“This place is where it all began. This is my grandmother’s pasticceria. [This] is such a milestone. It’s a marvel. They [Luisa and husband Ted DeLauro] knocked on doors and elected mayors. When I ran for office, most people thought they were voting for her,” said Rep. DeLauro.
Networking politicians old and new sampled the olives, took in the continuous loop of DeLauro photos projected on the wall, and offered congrats and roses to Luisa DeLauro. She meanwhile held court in the corner on the far wall, where a line-up of DeLauro female cousins sat and observed the scene with an “I’ve seen this before” seriousness in their gazes.
Among them were Louisa Canestri Cusano (pictured), age 97, and her friend Louise Amato. It was hard to find any woman over 60 not named some variant of Luisa.
“The Canestris made the best zuppa inglese in all New England,” said Mary Schnabel, Cusano’s daughter. She and especially her mom remembered details of the pastry shop, its counter location [where the women were now sitting], and the booths for pastry and coffee-klatching in the far corner, where the star of the party was now holding court.
But they were unsure of the year Canestri Pastry Shop began. Was it in the 1920s or before?
Over came Rep. DeLauro, summoned by the local historians, to try to hone in on the date.
“Cesare Canestri, my grandfather, died in 1918 from the influenza epidemic,” she said.
That left the grandmother, Luisa, to raise Luisa and her five siblings alone. Rep. DeLauro remembered her mom saying that she lost her father when she was 4. As she was born in 1914, that checked out. But was the pastry shop already established by 1918?
Rep. DeLauro had to hug and greet so many well-wishers of her mother’s there was no time to continue the research.
Before going to her duties, she did add, “All the people here [in those first generations from Italy] worked at Sargent’s or Winchester. My grandmother worked in the primer room at Winchester [Repeating Arms] Company. They let her out when she became pregnant.”

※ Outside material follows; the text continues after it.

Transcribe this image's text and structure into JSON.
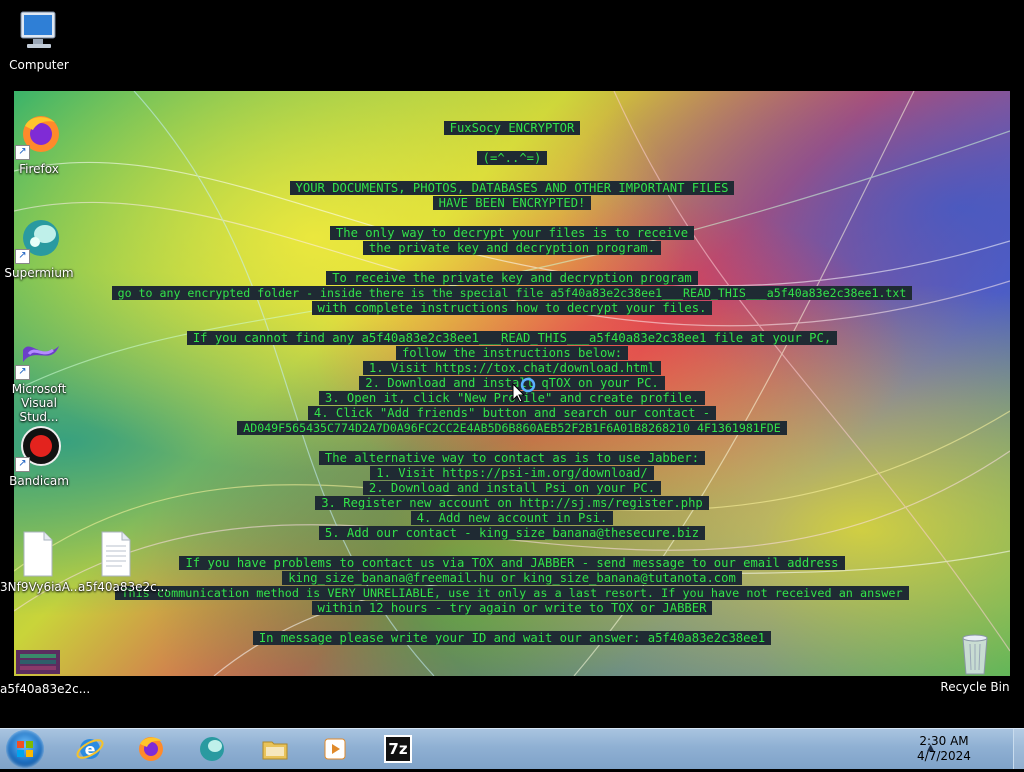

Before she rejoined her other guests, Rep. DeLauro recalled one more family story: Her grandfather Cesare, who worked at Sargent, said to his wife Luisa, “All the locks at Sargent’s could never make you safe enough for me.”